* TASK REQUIREMENTS
The answer must be every line of the records below that contains the word "icon", copied out.

* DATA FOR THIS EXERCISE

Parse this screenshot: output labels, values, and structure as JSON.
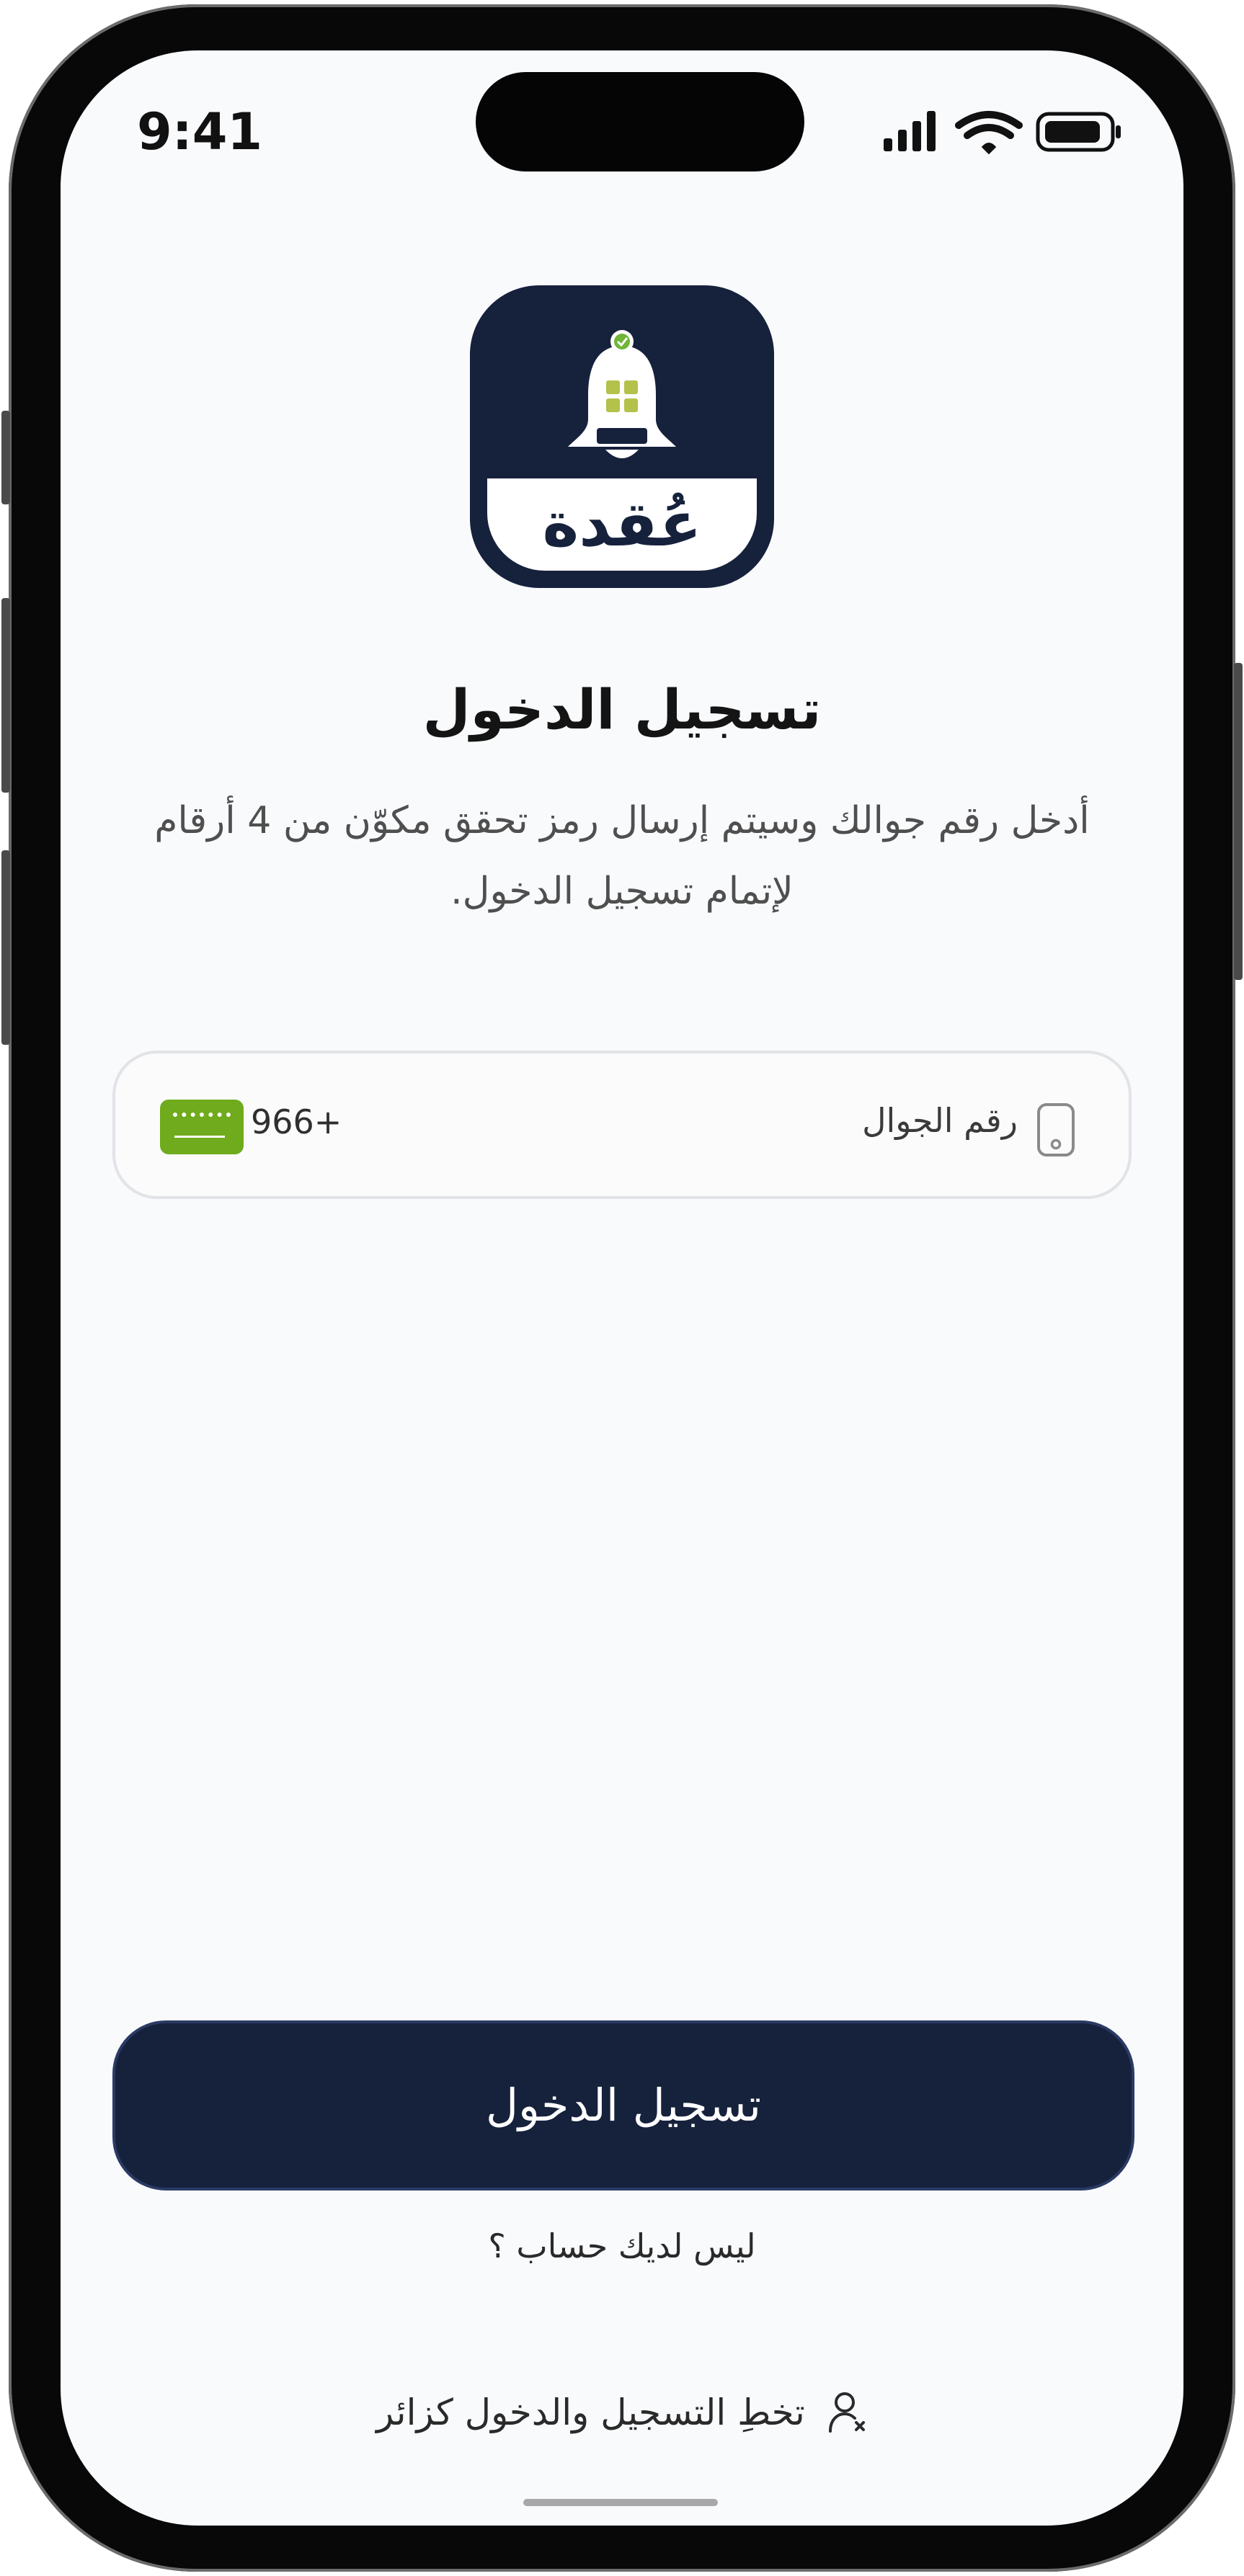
{
  "status_bar": {
    "time": "9:41",
    "signal_icon": "cellular-signal-icon",
    "wifi_icon": "wifi-icon",
    "battery_icon": "battery-icon"
  },
  "app": {
    "logo_text": "عُقدة",
    "logo_icon": "bell-icon",
    "brand_color": "#16213c"
  },
  "login": {
    "title": "تسجيل الدخول",
    "subtitle_line1": "أدخل رقم جوالك وسيتم إرسال رمز تحقق مكوّن من 4 أرقام",
    "subtitle_line2": "لإتمام تسجيل الدخول.",
    "phone_field": {
      "placeholder": "رقم الجوال",
      "value": "",
      "country_code": "966+",
      "flag_icon": "saudi-flag-icon",
      "field_icon": "mobile-phone-icon"
    },
    "submit_label": "تسجيل الدخول",
    "no_account_text": "ليس لديك حساب ؟",
    "guest_label": "تخطِ التسجيل والدخول كزائر",
    "guest_icon": "user-guest-icon"
  }
}
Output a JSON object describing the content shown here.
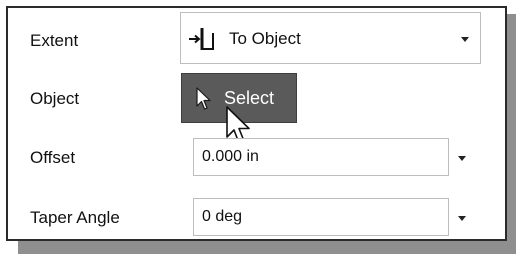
{
  "extent": {
    "label": "Extent",
    "value": "To Object",
    "icon": "to-object-icon"
  },
  "object": {
    "label": "Object",
    "button_label": "Select",
    "icon": "select-arrow-icon"
  },
  "offset": {
    "label": "Offset",
    "value": "0.000 in"
  },
  "taper": {
    "label": "Taper Angle",
    "value": "0 deg"
  }
}
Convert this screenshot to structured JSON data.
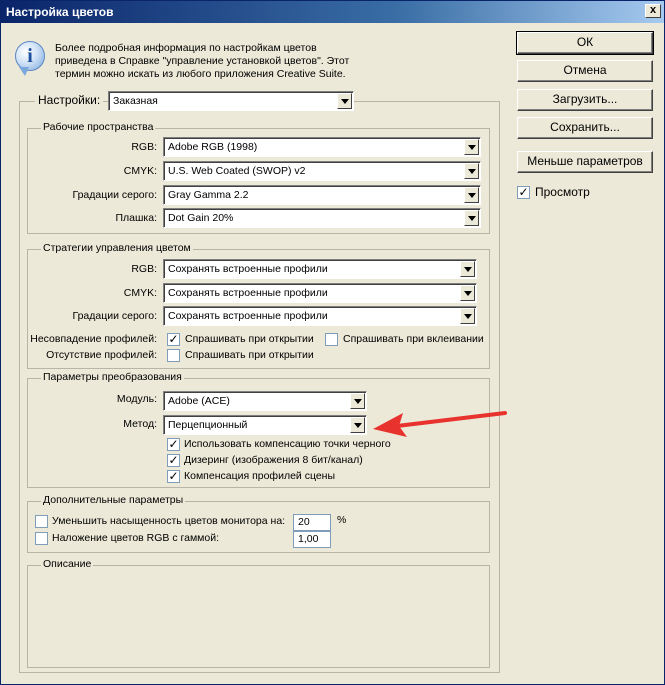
{
  "window": {
    "title": "Настройка цветов",
    "close_glyph": "x"
  },
  "info": {
    "icon": "info-icon",
    "text": "Более подробная информация по настройкам цветов\nприведена в Справке \"управление установкой цветов\". Этот\nтермин можно искать из любого приложения Creative Suite."
  },
  "buttons": {
    "ok": "ОК",
    "cancel": "Отмена",
    "load": "Загрузить...",
    "save": "Сохранить...",
    "fewer": "Меньше параметров"
  },
  "preview": {
    "label": "Просмотр",
    "checked": true
  },
  "settings": {
    "label": "Настройки:",
    "value": "Заказная"
  },
  "workspaces": {
    "title": "Рабочие пространства",
    "rgb": {
      "label": "RGB:",
      "value": "Adobe RGB (1998)"
    },
    "cmyk": {
      "label": "CMYK:",
      "value": "U.S. Web Coated (SWOP) v2"
    },
    "gray": {
      "label": "Градации серого:",
      "value": "Gray Gamma 2.2"
    },
    "spot": {
      "label": "Плашка:",
      "value": "Dot Gain 20%"
    }
  },
  "policies": {
    "title": "Стратегии управления цветом",
    "rgb": {
      "label": "RGB:",
      "value": "Сохранять встроенные профили"
    },
    "cmyk": {
      "label": "CMYK:",
      "value": "Сохранять встроенные профили"
    },
    "gray": {
      "label": "Градации серого:",
      "value": "Сохранять встроенные профили"
    },
    "mismatch_label": "Несовпадение профилей:",
    "ask_open": {
      "label": "Спрашивать при открытии",
      "checked": true
    },
    "ask_paste": {
      "label": "Спрашивать при вклеивании",
      "checked": false
    },
    "missing_label": "Отсутствие профилей:",
    "missing_ask_open": {
      "label": "Спрашивать при открытии",
      "checked": false
    }
  },
  "conversion": {
    "title": "Параметры преобразования",
    "engine": {
      "label": "Модуль:",
      "value": "Adobe (ACE)"
    },
    "intent": {
      "label": "Метод:",
      "value": "Перцепционный"
    },
    "bpc": {
      "label": "Использовать компенсацию точки черного",
      "checked": true
    },
    "dither": {
      "label": "Дизеринг (изображения 8 бит/канал)",
      "checked": true
    },
    "scene": {
      "label": "Компенсация профилей сцены",
      "checked": true
    }
  },
  "advanced": {
    "title": "Дополнительные параметры",
    "desaturate": {
      "label": "Уменьшить насыщенность цветов монитора на:",
      "checked": false,
      "value": "20",
      "unit": "%"
    },
    "blend": {
      "label": "Наложение цветов RGB с гаммой:",
      "checked": false,
      "value": "1,00"
    }
  },
  "description": {
    "title": "Описание"
  },
  "annotation": {
    "arrow_color": "#e8322e"
  },
  "colors": {
    "title_start": "#0a246a",
    "title_end": "#a6caf0",
    "dialog_bg": "#ece9d8"
  }
}
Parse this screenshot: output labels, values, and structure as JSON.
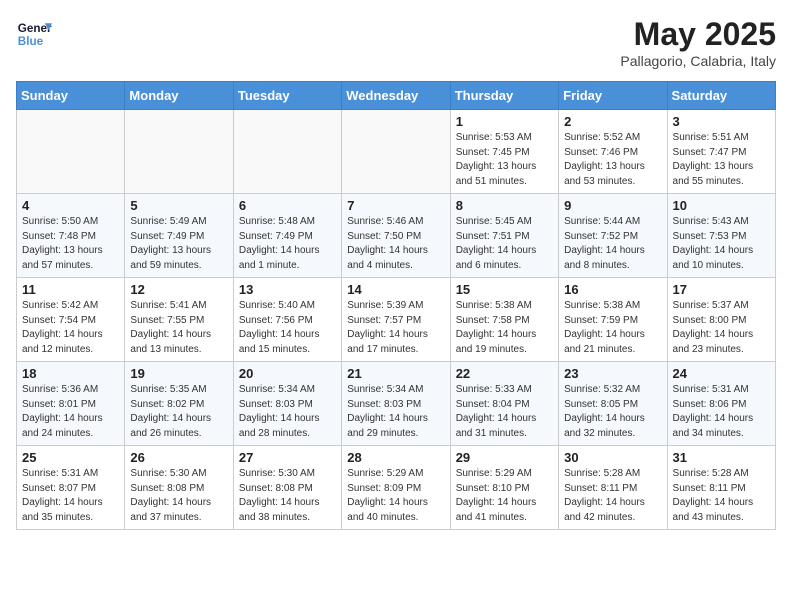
{
  "header": {
    "logo_line1": "General",
    "logo_line2": "Blue",
    "month": "May 2025",
    "location": "Pallagorio, Calabria, Italy"
  },
  "days_of_week": [
    "Sunday",
    "Monday",
    "Tuesday",
    "Wednesday",
    "Thursday",
    "Friday",
    "Saturday"
  ],
  "weeks": [
    [
      {
        "day": "",
        "info": ""
      },
      {
        "day": "",
        "info": ""
      },
      {
        "day": "",
        "info": ""
      },
      {
        "day": "",
        "info": ""
      },
      {
        "day": "1",
        "info": "Sunrise: 5:53 AM\nSunset: 7:45 PM\nDaylight: 13 hours\nand 51 minutes."
      },
      {
        "day": "2",
        "info": "Sunrise: 5:52 AM\nSunset: 7:46 PM\nDaylight: 13 hours\nand 53 minutes."
      },
      {
        "day": "3",
        "info": "Sunrise: 5:51 AM\nSunset: 7:47 PM\nDaylight: 13 hours\nand 55 minutes."
      }
    ],
    [
      {
        "day": "4",
        "info": "Sunrise: 5:50 AM\nSunset: 7:48 PM\nDaylight: 13 hours\nand 57 minutes."
      },
      {
        "day": "5",
        "info": "Sunrise: 5:49 AM\nSunset: 7:49 PM\nDaylight: 13 hours\nand 59 minutes."
      },
      {
        "day": "6",
        "info": "Sunrise: 5:48 AM\nSunset: 7:49 PM\nDaylight: 14 hours\nand 1 minute."
      },
      {
        "day": "7",
        "info": "Sunrise: 5:46 AM\nSunset: 7:50 PM\nDaylight: 14 hours\nand 4 minutes."
      },
      {
        "day": "8",
        "info": "Sunrise: 5:45 AM\nSunset: 7:51 PM\nDaylight: 14 hours\nand 6 minutes."
      },
      {
        "day": "9",
        "info": "Sunrise: 5:44 AM\nSunset: 7:52 PM\nDaylight: 14 hours\nand 8 minutes."
      },
      {
        "day": "10",
        "info": "Sunrise: 5:43 AM\nSunset: 7:53 PM\nDaylight: 14 hours\nand 10 minutes."
      }
    ],
    [
      {
        "day": "11",
        "info": "Sunrise: 5:42 AM\nSunset: 7:54 PM\nDaylight: 14 hours\nand 12 minutes."
      },
      {
        "day": "12",
        "info": "Sunrise: 5:41 AM\nSunset: 7:55 PM\nDaylight: 14 hours\nand 13 minutes."
      },
      {
        "day": "13",
        "info": "Sunrise: 5:40 AM\nSunset: 7:56 PM\nDaylight: 14 hours\nand 15 minutes."
      },
      {
        "day": "14",
        "info": "Sunrise: 5:39 AM\nSunset: 7:57 PM\nDaylight: 14 hours\nand 17 minutes."
      },
      {
        "day": "15",
        "info": "Sunrise: 5:38 AM\nSunset: 7:58 PM\nDaylight: 14 hours\nand 19 minutes."
      },
      {
        "day": "16",
        "info": "Sunrise: 5:38 AM\nSunset: 7:59 PM\nDaylight: 14 hours\nand 21 minutes."
      },
      {
        "day": "17",
        "info": "Sunrise: 5:37 AM\nSunset: 8:00 PM\nDaylight: 14 hours\nand 23 minutes."
      }
    ],
    [
      {
        "day": "18",
        "info": "Sunrise: 5:36 AM\nSunset: 8:01 PM\nDaylight: 14 hours\nand 24 minutes."
      },
      {
        "day": "19",
        "info": "Sunrise: 5:35 AM\nSunset: 8:02 PM\nDaylight: 14 hours\nand 26 minutes."
      },
      {
        "day": "20",
        "info": "Sunrise: 5:34 AM\nSunset: 8:03 PM\nDaylight: 14 hours\nand 28 minutes."
      },
      {
        "day": "21",
        "info": "Sunrise: 5:34 AM\nSunset: 8:03 PM\nDaylight: 14 hours\nand 29 minutes."
      },
      {
        "day": "22",
        "info": "Sunrise: 5:33 AM\nSunset: 8:04 PM\nDaylight: 14 hours\nand 31 minutes."
      },
      {
        "day": "23",
        "info": "Sunrise: 5:32 AM\nSunset: 8:05 PM\nDaylight: 14 hours\nand 32 minutes."
      },
      {
        "day": "24",
        "info": "Sunrise: 5:31 AM\nSunset: 8:06 PM\nDaylight: 14 hours\nand 34 minutes."
      }
    ],
    [
      {
        "day": "25",
        "info": "Sunrise: 5:31 AM\nSunset: 8:07 PM\nDaylight: 14 hours\nand 35 minutes."
      },
      {
        "day": "26",
        "info": "Sunrise: 5:30 AM\nSunset: 8:08 PM\nDaylight: 14 hours\nand 37 minutes."
      },
      {
        "day": "27",
        "info": "Sunrise: 5:30 AM\nSunset: 8:08 PM\nDaylight: 14 hours\nand 38 minutes."
      },
      {
        "day": "28",
        "info": "Sunrise: 5:29 AM\nSunset: 8:09 PM\nDaylight: 14 hours\nand 40 minutes."
      },
      {
        "day": "29",
        "info": "Sunrise: 5:29 AM\nSunset: 8:10 PM\nDaylight: 14 hours\nand 41 minutes."
      },
      {
        "day": "30",
        "info": "Sunrise: 5:28 AM\nSunset: 8:11 PM\nDaylight: 14 hours\nand 42 minutes."
      },
      {
        "day": "31",
        "info": "Sunrise: 5:28 AM\nSunset: 8:11 PM\nDaylight: 14 hours\nand 43 minutes."
      }
    ]
  ]
}
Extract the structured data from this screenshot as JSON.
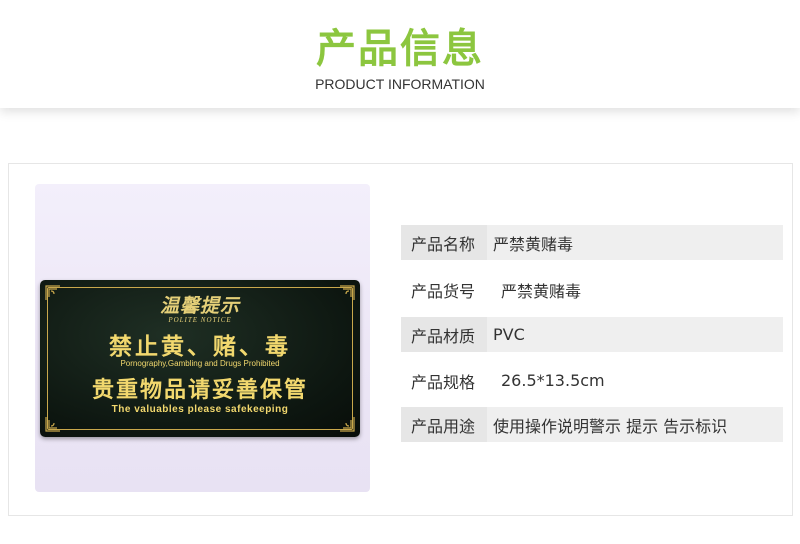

* ANSWER TO THIS PROBLEM
    "signal_icon": "cellular-signal-icon",
    "wifi_icon": "wifi-icon",
    "battery_icon": "battery-icon"
    "logo_icon": "bell-icon",
      "flag_icon": "saudi-flag-icon",
      "field_icon": "mobile-phone-icon"
    "guest_icon": "user-guest-icon"
    "icon": "to-object-icon"
    "icon": "select-arrow-icon"
    "icon": "info-icon",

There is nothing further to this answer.